Zebra stripes are synonymous with adventure
Before the global pandemic, travel agencies organized many adventure tours in Africa and tourists were often welcomed by zebra striped Land Rovers.
The zebra stripes are so characteristic of the car and of adventuring that in 2015, one of the members of the Hong Kong Land Rovers Club travelled the entire Silk Road with such a vehicle to Samarkand, Uzbekistan…
…while others discovered the Atlas Mountains of Morocco with one.
But where did the zebra stripes come from?
The story started when 48 years-old German zoologist Bernhard Grzimek and his 23 years-old son Michael arrived to Nairobi in January 1958 in their single engine airplane. Their goal was to count the animals in the Serengeti National Park of Tanzania. Because they thought the terrain and job required zebra stripes, not only the plane but the car was painted this way as well.
The car was a 1958 Land Rover 107” Series I Station Wagon with which sometimes they drove to the boma, the Masai round villages, and sat in the huts of Masai friends. Often, they set up the tripod for the camera on top of the Land Rover and they even lifted off the back door to be able to film the movements of animals while driving by.
The father and son duo not only created statistics, but also shot a movie called „Serengeti darf nicht sterben”, distributed in the US under the title „Serengeti”. The film was shown in more than 60 countries and was the first German film to receive an Oscar.
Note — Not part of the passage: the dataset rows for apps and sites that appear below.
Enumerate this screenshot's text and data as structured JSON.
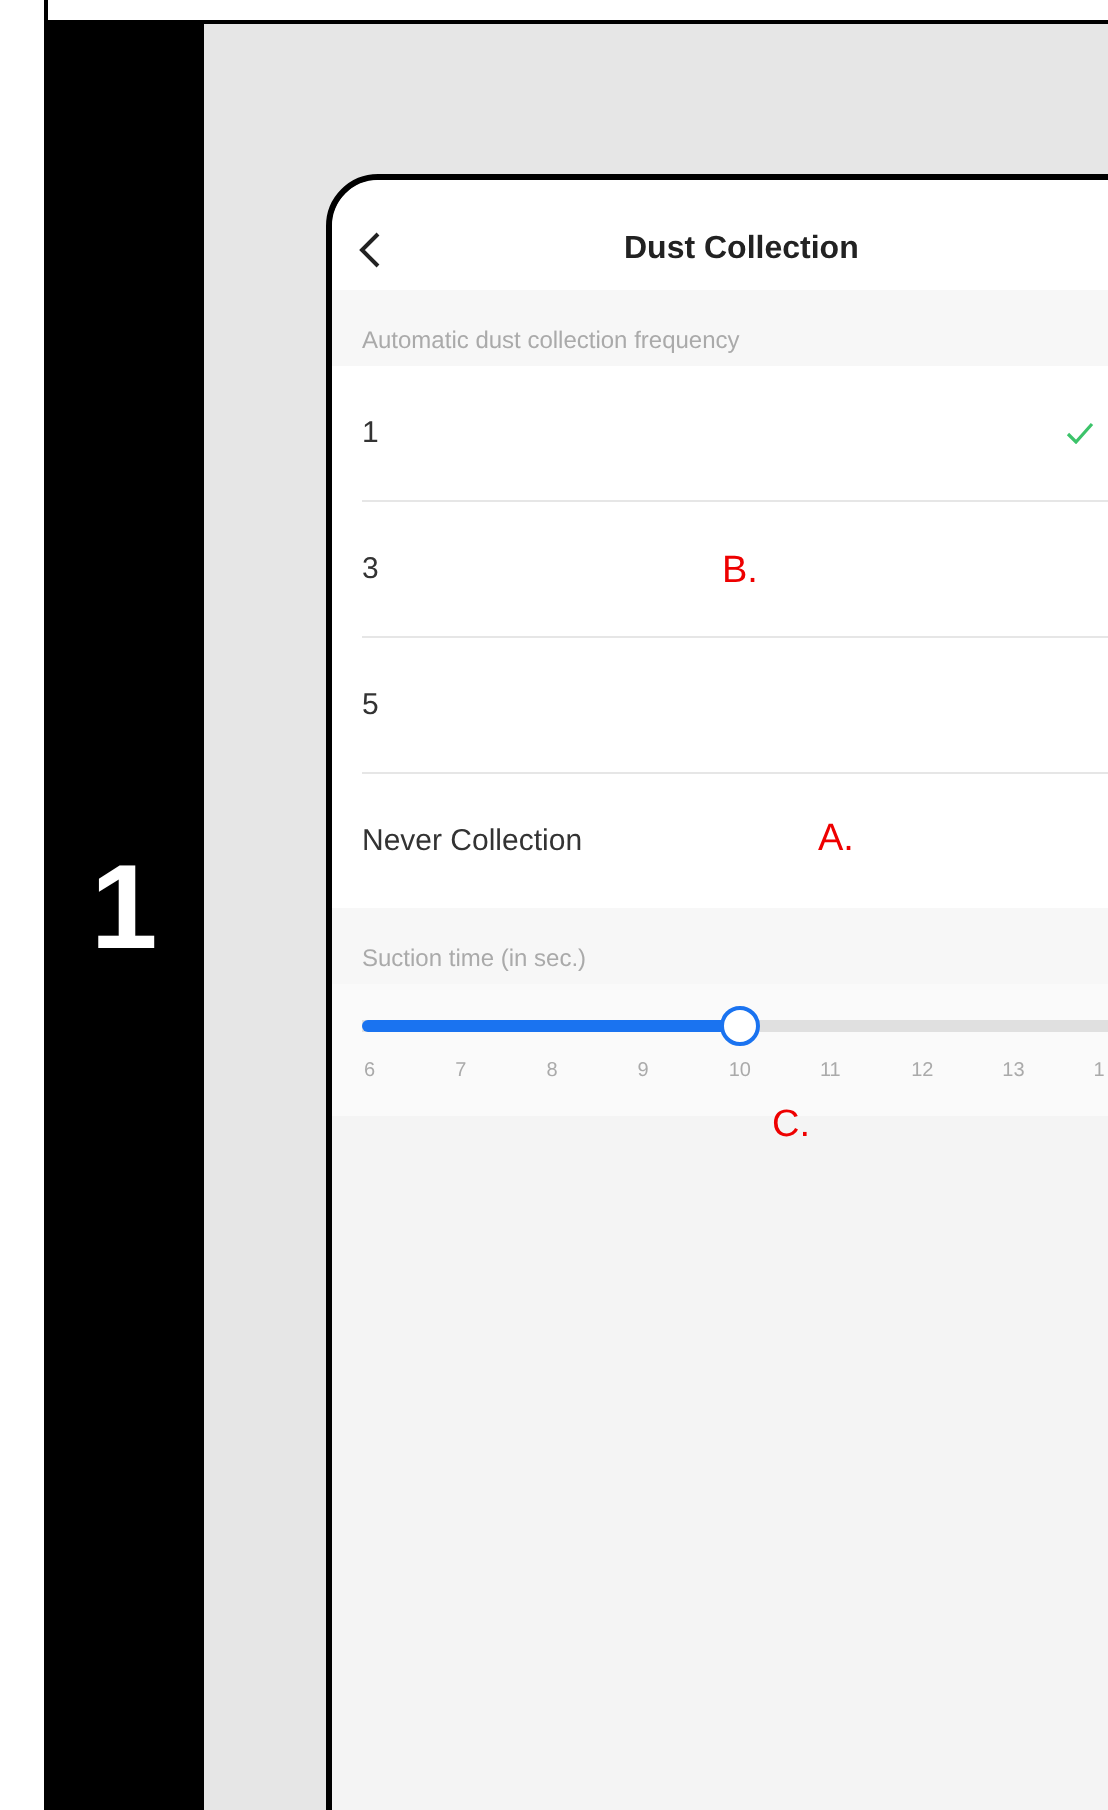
{
  "step": {
    "number": "1"
  },
  "screen": {
    "title": "Dust Collection",
    "section_header": "Automatic dust collection frequency",
    "options": [
      {
        "label": "1",
        "selected": true
      },
      {
        "label": "3",
        "selected": false,
        "annotation": "B."
      },
      {
        "label": "5",
        "selected": false
      },
      {
        "label": "Never Collection",
        "selected": false,
        "annotation": "A."
      }
    ],
    "slider_header": "Suction time (in sec.)",
    "slider": {
      "level": 0.45,
      "ticks": [
        "6",
        "7",
        "8",
        "9",
        "10",
        "11",
        "12",
        "13",
        "1"
      ],
      "annotation": "C."
    }
  }
}
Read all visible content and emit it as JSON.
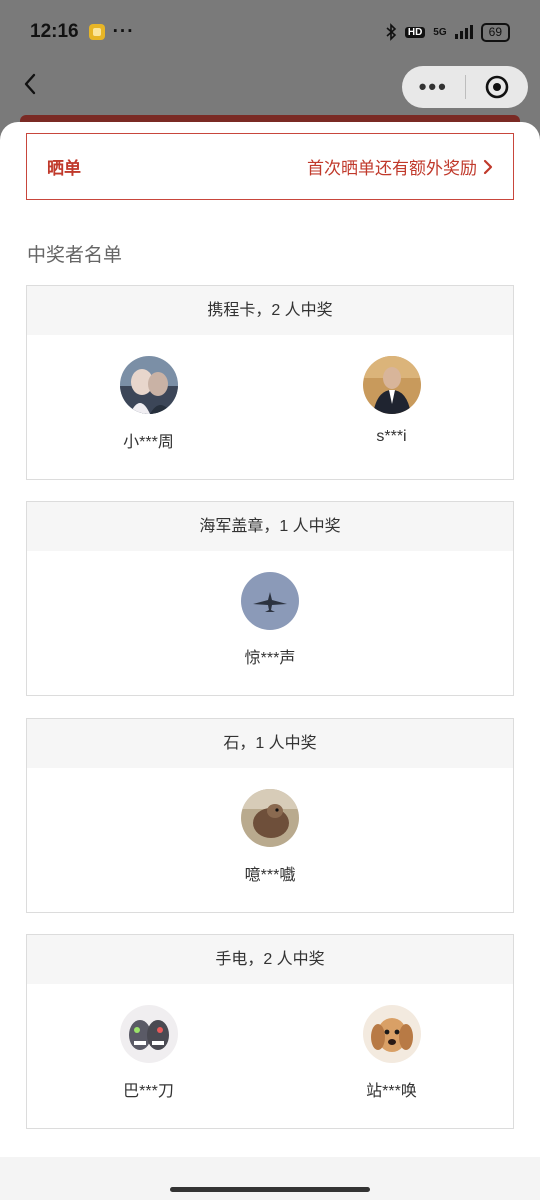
{
  "status": {
    "time": "12:16",
    "dots": "···",
    "hd": "HD",
    "net": "5G",
    "battery": "69"
  },
  "nav": {
    "more": "•••"
  },
  "share": {
    "title": "晒单",
    "extra": "首次晒单还有额外奖励"
  },
  "section_title": "中奖者名单",
  "prizes": [
    {
      "header": "携程卡，2 人中奖",
      "winners": [
        {
          "name": "小***周",
          "avatar": "couple-photo-avatar"
        },
        {
          "name": "s***i",
          "avatar": "man-in-suit-avatar"
        }
      ]
    },
    {
      "header": "海军盖章，1 人中奖",
      "winners": [
        {
          "name": "惊***声",
          "avatar": "fighter-jet-avatar"
        }
      ]
    },
    {
      "header": "石，1 人中奖",
      "winners": [
        {
          "name": "噫***嚱",
          "avatar": "animal-photo-avatar"
        }
      ]
    },
    {
      "header": "手电，2 人中奖",
      "winners": [
        {
          "name": "巴***刀",
          "avatar": "cartoon-monster-avatar"
        },
        {
          "name": "站***唤",
          "avatar": "puppy-avatar"
        }
      ]
    }
  ]
}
Mapping the wildlife of the Serengeti was a daunting task, at first the two zoologists only saw one mass of animals roaming the plains of Serengeti. But they worked out ways to document their results, divided the vast land into „districts’, sections they’ve already flown by at a constant height. They spent three hours in the air every day.
Finally, they proudly announced the result: 366,980 large animals lived in the Serengeti; including 99,481 wildebeest, 57,199 zebras and 55 rhinos.
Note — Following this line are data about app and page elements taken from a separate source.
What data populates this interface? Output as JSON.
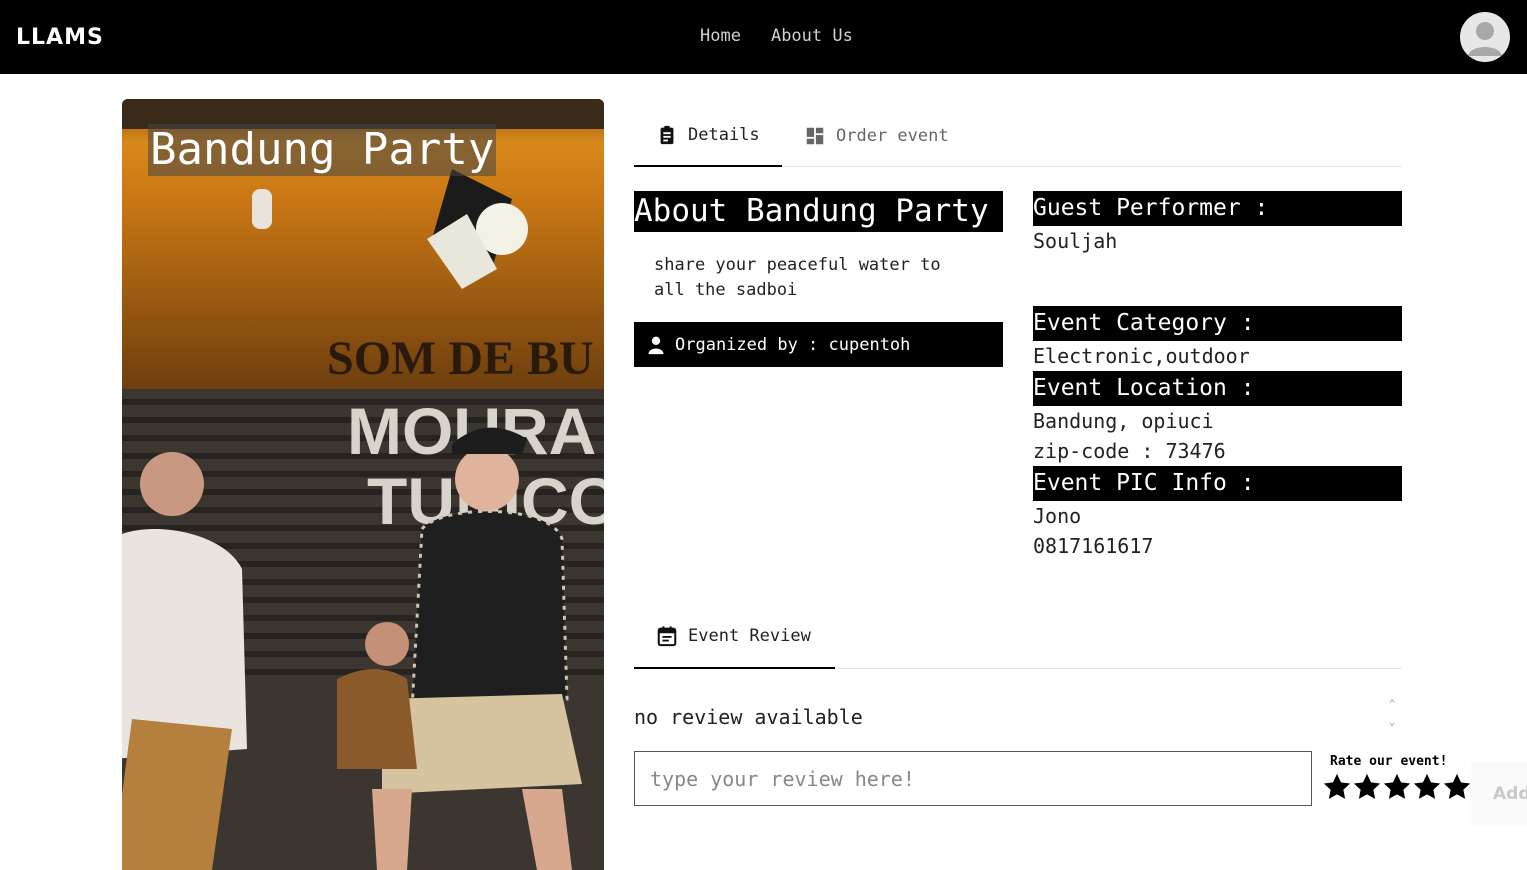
{
  "nav": {
    "logo": "LLAMS",
    "links": [
      "Home",
      "About Us"
    ]
  },
  "event": {
    "title": "Bandung Party",
    "photo_text": [
      "SOM DE BU",
      "MOURA",
      "TUNICO"
    ]
  },
  "tabs": {
    "details": "Details",
    "order": "Order event"
  },
  "about": {
    "heading": "About Bandung Party",
    "description": "share your peaceful water to all the sadboi",
    "organizer": "Organized by : cupentoh"
  },
  "info": {
    "guest_label": "Guest Performer :",
    "guest_value": "Souljah",
    "category_label": "Event Category :",
    "category_value": "Electronic,outdoor",
    "location_label": "Event Location :",
    "location_value": "Bandung, opiuci",
    "zip_value": "zip-code : 73476",
    "pic_label": "Event PIC Info :",
    "pic_name": "Jono",
    "pic_phone": "0817161617"
  },
  "review": {
    "tab_label": "Event Review",
    "empty_text": "no review available",
    "input_placeholder": "type your review here!",
    "rate_label": "Rate our event!",
    "star_count": 5,
    "add_label": "Add"
  },
  "colors": {
    "navbar": "#000000",
    "accent": "#000000",
    "photo_orange": "#d78a1c"
  }
}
The story has no happy ending
On the morning of January 11, 1959, Michael started to take aerial photos again: He was flying in the direction of the Serengeti. The plane had flown at a height of 200 meters (666 feet) when a griffon vulture hit the right wing and damaged the control cables. The plane crashed straight into the ground.
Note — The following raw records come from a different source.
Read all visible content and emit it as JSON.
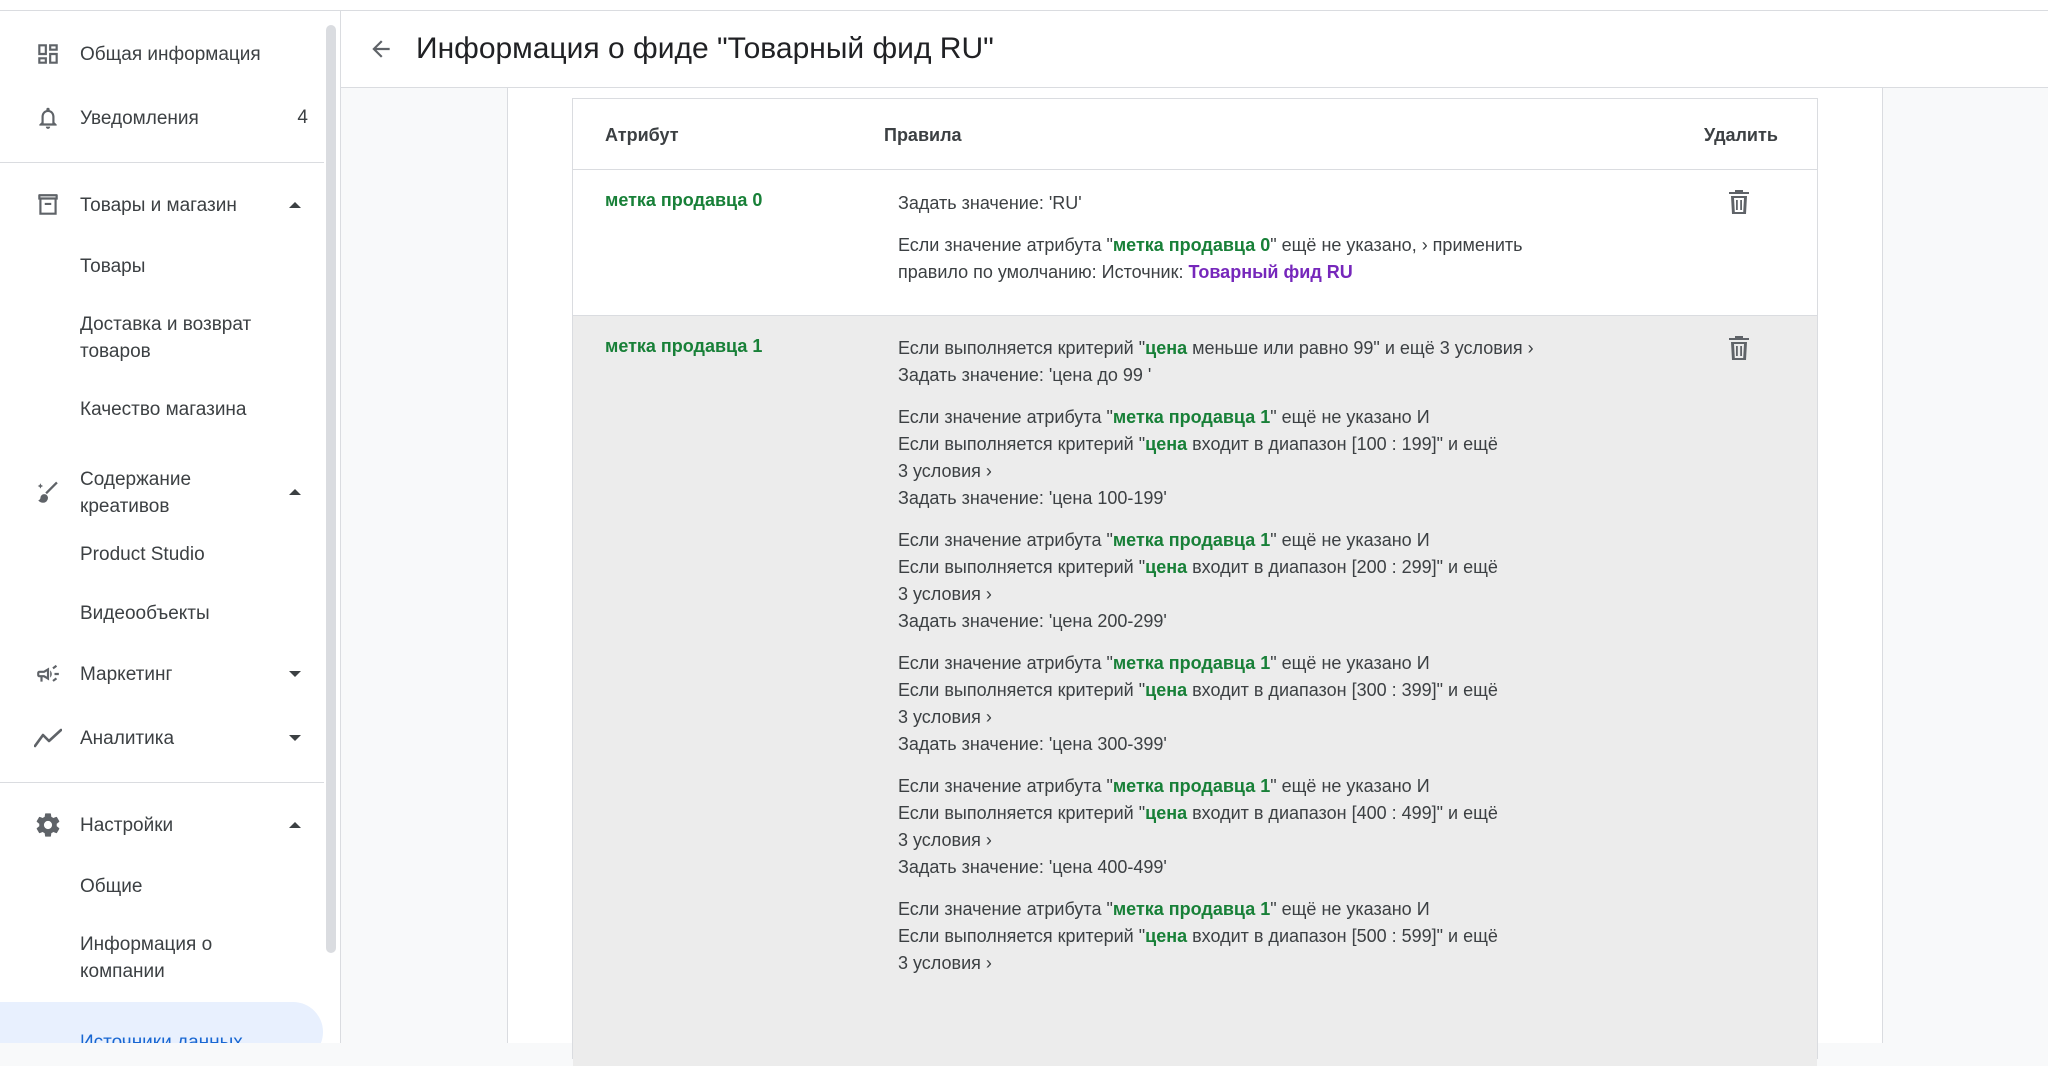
{
  "sidebar": {
    "overview": "Общая информация",
    "notifications": {
      "label": "Уведомления",
      "count": "4"
    },
    "products_section": "Товары и магазин",
    "products_items": [
      "Товары",
      "Доставка и возврат товаров",
      "Качество магазина"
    ],
    "creative_section": "Содержание креативов",
    "creative_items": [
      "Product Studio",
      "Видеообъекты"
    ],
    "marketing": "Маркетинг",
    "analytics": "Аналитика",
    "settings_section": "Настройки",
    "settings_items": [
      "Общие",
      "Информация о компании",
      "Источники данных"
    ]
  },
  "header": {
    "title": "Информация о фиде \"Товарный фид RU\""
  },
  "table": {
    "columns": {
      "attribute": "Атрибут",
      "rules": "Правила",
      "delete": "Удалить"
    },
    "rows": [
      {
        "attribute": "метка продавца 0",
        "r1": "Задать значение: 'RU'",
        "r2_pre": "Если значение атрибута \"",
        "r2_hl": "метка продавца 0",
        "r2_post": "\" ещё не указано, › применить",
        "r3_pre": "правило по умолчанию: Источник: ",
        "r3_link": "Товарный фид RU"
      },
      {
        "attribute": "метка продавца 1",
        "first": {
          "crit_pre": "Если выполняется критерий \"",
          "crit_hl": "цена",
          "crit_post": " меньше или равно 99\" и ещё 3 условия ›",
          "set": "Задать значение: 'цена до 99 '"
        },
        "groups": [
          {
            "l1_pre": "Если значение атрибута \"",
            "l1_hl": "метка продавца 1",
            "l1_post": "\" ещё не указано И",
            "l2_pre": "Если выполняется критерий \"",
            "l2_hl": "цена",
            "l2_post": " входит в диапазон [100 : 199]\" и ещё",
            "l3": "3 условия ›",
            "set": "Задать значение: 'цена 100-199'"
          },
          {
            "l1_pre": "Если значение атрибута \"",
            "l1_hl": "метка продавца 1",
            "l1_post": "\" ещё не указано И",
            "l2_pre": "Если выполняется критерий \"",
            "l2_hl": "цена",
            "l2_post": " входит в диапазон [200 : 299]\" и ещё",
            "l3": "3 условия ›",
            "set": "Задать значение: 'цена 200-299'"
          },
          {
            "l1_pre": "Если значение атрибута \"",
            "l1_hl": "метка продавца 1",
            "l1_post": "\" ещё не указано И",
            "l2_pre": "Если выполняется критерий \"",
            "l2_hl": "цена",
            "l2_post": " входит в диапазон [300 : 399]\" и ещё",
            "l3": "3 условия ›",
            "set": "Задать значение: 'цена 300-399'"
          },
          {
            "l1_pre": "Если значение атрибута \"",
            "l1_hl": "метка продавца 1",
            "l1_post": "\" ещё не указано И",
            "l2_pre": "Если выполняется критерий \"",
            "l2_hl": "цена",
            "l2_post": " входит в диапазон [400 : 499]\" и ещё",
            "l3": "3 условия ›",
            "set": "Задать значение: 'цена 400-499'"
          },
          {
            "l1_pre": "Если значение атрибута \"",
            "l1_hl": "метка продавца 1",
            "l1_post": "\" ещё не указано И",
            "l2_pre": "Если выполняется критерий \"",
            "l2_hl": "цена",
            "l2_post": " входит в диапазон [500 : 599]\" и ещё",
            "l3": "3 условия ›"
          }
        ]
      }
    ]
  },
  "colors": {
    "accent_green": "#188038",
    "link_purple": "#7627bb",
    "active_blue": "#1967d2"
  }
}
Bernhard Grzimek had conjured up a new image of Africa for the world: “Africa” was no longer a ghostly jungle, but a wide, light dream landscape; a fragile Eden with acacias that one looked at wistfully like one’s own life story.